Records for this exercise:
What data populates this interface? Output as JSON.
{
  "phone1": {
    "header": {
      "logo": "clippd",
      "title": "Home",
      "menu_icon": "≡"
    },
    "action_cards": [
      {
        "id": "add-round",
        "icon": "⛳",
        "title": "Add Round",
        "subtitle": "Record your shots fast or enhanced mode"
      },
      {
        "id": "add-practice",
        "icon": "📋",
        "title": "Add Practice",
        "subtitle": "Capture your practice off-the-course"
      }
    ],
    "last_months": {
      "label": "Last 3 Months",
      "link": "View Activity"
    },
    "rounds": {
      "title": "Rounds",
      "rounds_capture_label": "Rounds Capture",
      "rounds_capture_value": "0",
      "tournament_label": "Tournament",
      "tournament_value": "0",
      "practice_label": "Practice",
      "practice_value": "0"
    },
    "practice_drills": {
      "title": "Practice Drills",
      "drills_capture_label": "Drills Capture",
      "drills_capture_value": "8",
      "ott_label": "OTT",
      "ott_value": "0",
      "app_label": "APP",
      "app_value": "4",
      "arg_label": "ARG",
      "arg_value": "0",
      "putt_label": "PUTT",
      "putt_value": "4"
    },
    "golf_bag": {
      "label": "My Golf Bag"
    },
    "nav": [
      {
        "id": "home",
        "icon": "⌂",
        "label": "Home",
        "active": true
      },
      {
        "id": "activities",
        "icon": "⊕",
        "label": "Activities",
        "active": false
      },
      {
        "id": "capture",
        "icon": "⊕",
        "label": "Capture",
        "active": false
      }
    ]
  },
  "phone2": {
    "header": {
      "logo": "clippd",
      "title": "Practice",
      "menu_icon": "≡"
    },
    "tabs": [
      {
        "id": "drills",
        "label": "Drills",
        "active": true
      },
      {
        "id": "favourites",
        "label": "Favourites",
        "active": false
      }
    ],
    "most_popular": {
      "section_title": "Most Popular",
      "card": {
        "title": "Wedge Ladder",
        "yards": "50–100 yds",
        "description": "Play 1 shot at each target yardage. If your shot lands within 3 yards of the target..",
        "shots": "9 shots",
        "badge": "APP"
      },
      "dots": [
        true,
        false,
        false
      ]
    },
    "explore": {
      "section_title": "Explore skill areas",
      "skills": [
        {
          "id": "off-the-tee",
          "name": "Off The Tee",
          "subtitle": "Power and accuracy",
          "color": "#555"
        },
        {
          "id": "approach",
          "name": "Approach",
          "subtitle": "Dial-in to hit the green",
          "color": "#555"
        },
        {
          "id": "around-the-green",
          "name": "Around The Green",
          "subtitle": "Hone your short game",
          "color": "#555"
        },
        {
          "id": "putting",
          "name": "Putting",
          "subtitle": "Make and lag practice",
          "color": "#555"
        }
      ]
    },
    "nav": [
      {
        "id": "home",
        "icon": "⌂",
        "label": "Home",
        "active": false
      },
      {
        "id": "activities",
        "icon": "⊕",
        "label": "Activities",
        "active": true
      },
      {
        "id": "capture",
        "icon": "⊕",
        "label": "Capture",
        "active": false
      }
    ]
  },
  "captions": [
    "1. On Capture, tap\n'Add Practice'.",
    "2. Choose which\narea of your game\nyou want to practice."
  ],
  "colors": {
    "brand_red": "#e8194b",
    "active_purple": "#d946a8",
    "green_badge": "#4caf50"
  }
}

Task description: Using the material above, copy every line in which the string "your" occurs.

Worked solution:
        "subtitle": "Record your shots fast or enhanced mode"
        "subtitle": "Capture your practice off-the-course"
        "description": "Play 1 shot at each target yardage. If your shot lands within 3 yards of the target..",
          "subtitle": "Hone your short game",
    "2. Choose which\narea of your game\nyou want to practice."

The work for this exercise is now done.